US Special Envoy David Satterfield travels to Ethiopia

The Special Envoy for the Horn of Africa David Satterfield travels to Addis Ababa, Ethiopia, February 13-14, the U.S. State Department said.

“Special Envoy Satterfield will meet with Ethiopian government, African Union, and United Nations officials, as well as representatives of humanitarian organizations,” according to the statement issued by the Office of the Spokesperson.



David Satterfield appointed the U.S. Special Envoy for the Horn of Africa on January 10, 2022 replacing Jeffrey Feltma. Prior to his appointment, David Satterfield was U.S. Ambassador to Turkey.

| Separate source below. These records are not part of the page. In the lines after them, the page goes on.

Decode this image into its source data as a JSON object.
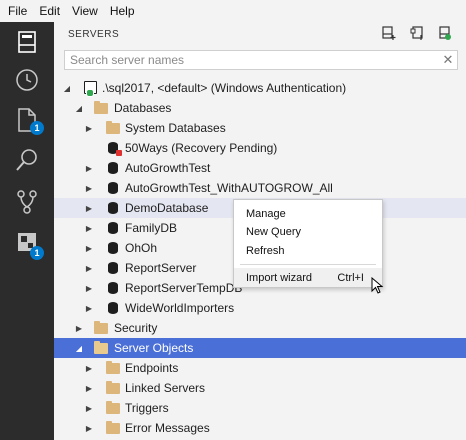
{
  "menubar": {
    "items": [
      "File",
      "Edit",
      "View",
      "Help"
    ]
  },
  "activitybar": {
    "badges": {
      "explorer": "1",
      "extensions": "1"
    }
  },
  "panel": {
    "title": "SERVERS",
    "search_placeholder": "Search server names"
  },
  "tree": {
    "server": ".\\sql2017, <default> (Windows Authentication)",
    "databases": "Databases",
    "system_databases": "System Databases",
    "db_50ways": "50Ways (Recovery Pending)",
    "db_autogrowthtest": "AutoGrowthTest",
    "db_autogrowthtest_all": "AutoGrowthTest_WithAUTOGROW_All",
    "db_demo": "DemoDatabase",
    "db_family": "FamilyDB",
    "db_ohoh": "OhOh",
    "db_reportserver": "ReportServer",
    "db_reportservertemp": "ReportServerTempDB",
    "db_wwi": "WideWorldImporters",
    "security": "Security",
    "server_objects": "Server Objects",
    "endpoints": "Endpoints",
    "linked_servers": "Linked Servers",
    "triggers": "Triggers",
    "error_messages": "Error Messages"
  },
  "context_menu": {
    "manage": "Manage",
    "new_query": "New Query",
    "refresh": "Refresh",
    "import_wizard": "Import wizard",
    "import_shortcut": "Ctrl+I"
  },
  "colors": {
    "activitybar": "#2c2c2c",
    "panel": "#f3f3f3",
    "selection": "#4a6fd6",
    "hover": "#e4e6f1",
    "badge": "#007acc",
    "folder": "#dcb67a"
  }
}
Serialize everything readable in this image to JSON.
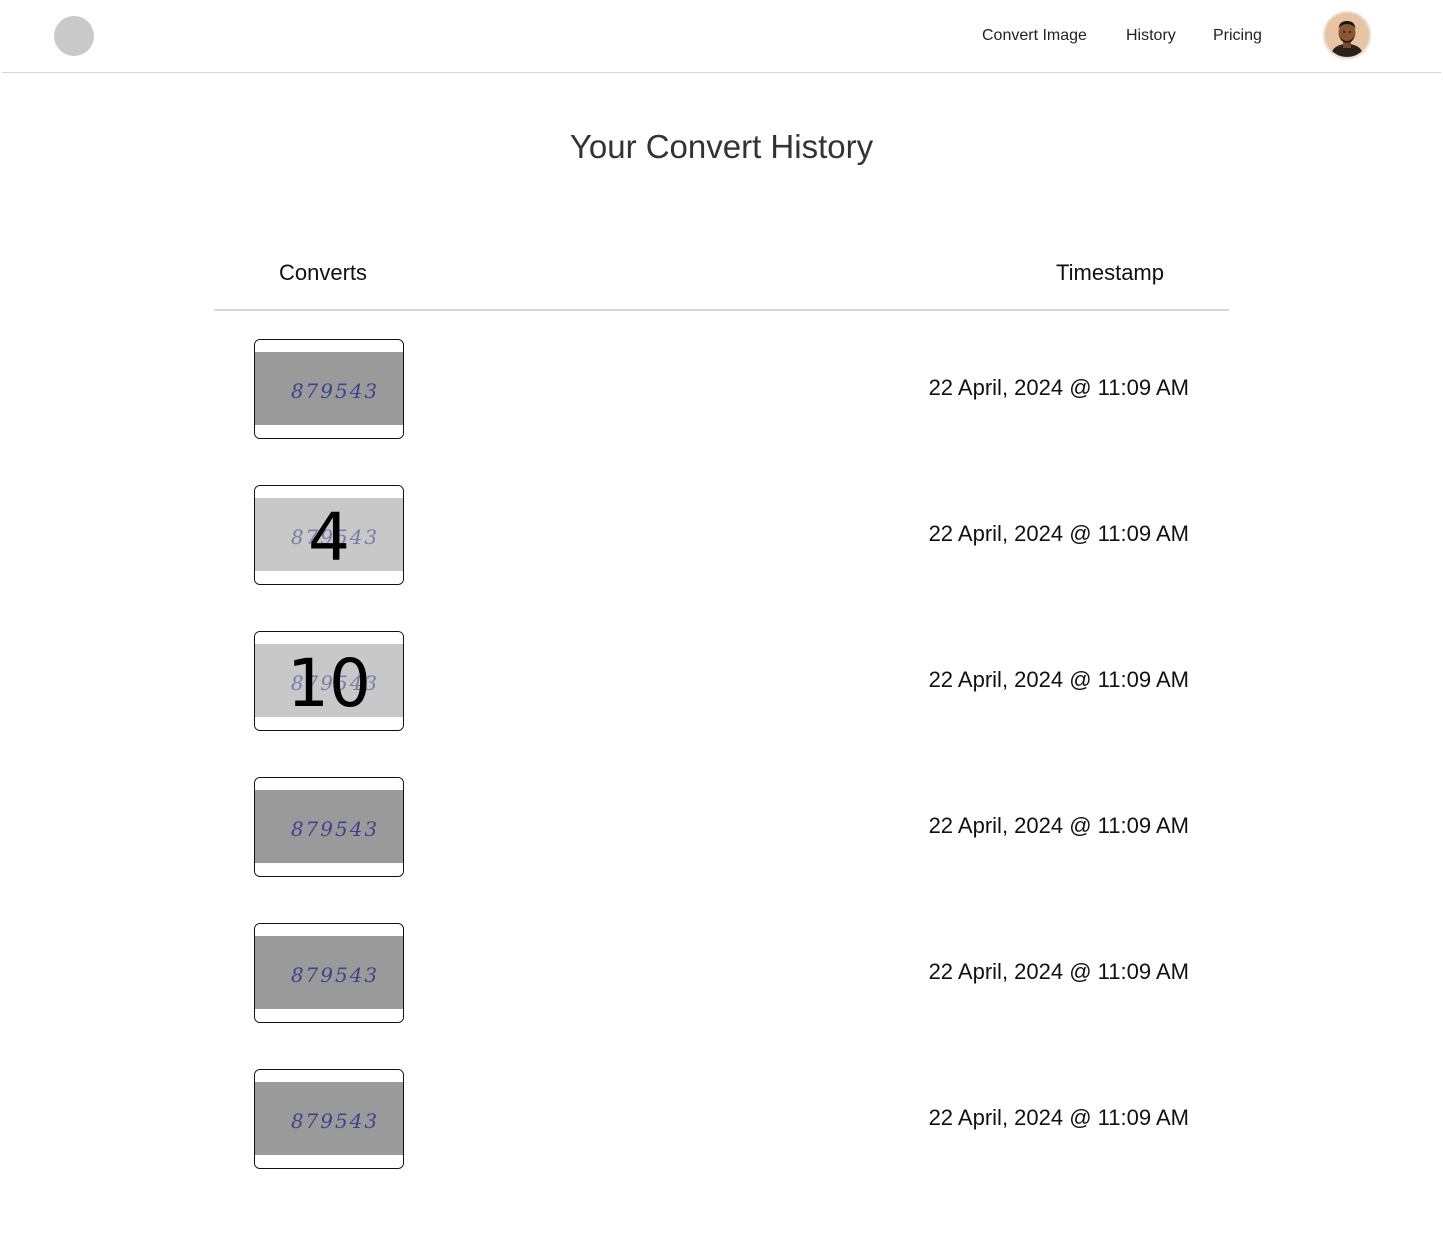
{
  "nav": {
    "links": [
      "Convert Image",
      "History",
      "Pricing"
    ]
  },
  "page": {
    "title": "Your Convert History"
  },
  "table": {
    "headers": [
      "Converts",
      "Timestamp"
    ],
    "rows": [
      {
        "handwritten": "879543",
        "overlay": "",
        "timestamp": "22 April, 2024 @ 11:09 AM",
        "tone": "dark"
      },
      {
        "handwritten": "879543",
        "overlay": "4",
        "timestamp": "22 April, 2024 @ 11:09 AM",
        "tone": "light"
      },
      {
        "handwritten": "879543",
        "overlay": "10",
        "timestamp": "22 April, 2024 @ 11:09 AM",
        "tone": "light"
      },
      {
        "handwritten": "879543",
        "overlay": "",
        "timestamp": "22 April, 2024 @ 11:09 AM",
        "tone": "dark"
      },
      {
        "handwritten": "879543",
        "overlay": "",
        "timestamp": "22 April, 2024 @ 11:09 AM",
        "tone": "dark"
      },
      {
        "handwritten": "879543",
        "overlay": "",
        "timestamp": "22 April, 2024 @ 11:09 AM",
        "tone": "dark"
      }
    ]
  },
  "colors": {
    "logo": "#c9c9c9",
    "divider": "#d9d9d9",
    "ink": "#3a3d8c",
    "paper_dark": "#9a9a9a",
    "paper_light": "#c8c8c8"
  }
}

He also served from June until July 2019 as Senior Advisor to the Secretary of State, Acting Assistant Secretary for Near Eastern Affairs from September 2017 to June 2019, and from July 2009 until August 2017 as the Director General of the Multinational Force and Observers (MFO) in the Sinai Peninsula.

Over the past few years, the Horn of Africa as been a center of gravity for global powers and emerging major economies including the United States, the European Union, China, Japan, Russia, France, and Turkey, Saudi Arabia, the United Arab Emirates.

As a result, most of these global powers and emerging global powers have been establishing military bases in the Horn of Africa along the Red Sea and the Bab-el-Mandeb strait. The Bab-el-Mandeb acts as a strategic link between the Indian Ocean and the Mediterranean Sea via the Red Sea and the Suez Canal.



Even though the people of the Horn of Africa are mostly living in the extrema poverty, the region is also known for having huge natural resources including untapped oil and gas, and many other precious minerals, among others.

The ongoing political unrests and transitions in Ethiopia, Somalia, Sudan, and Eritrea, among others have also been grabbing the attentions of the global powers, which are currently assigning their own special envoys to the Horn of Africa to advance their own national interest in the region often mentioned for conflict and war, food insecurity, drought, organized crimes such as piracy and terrorism, among others.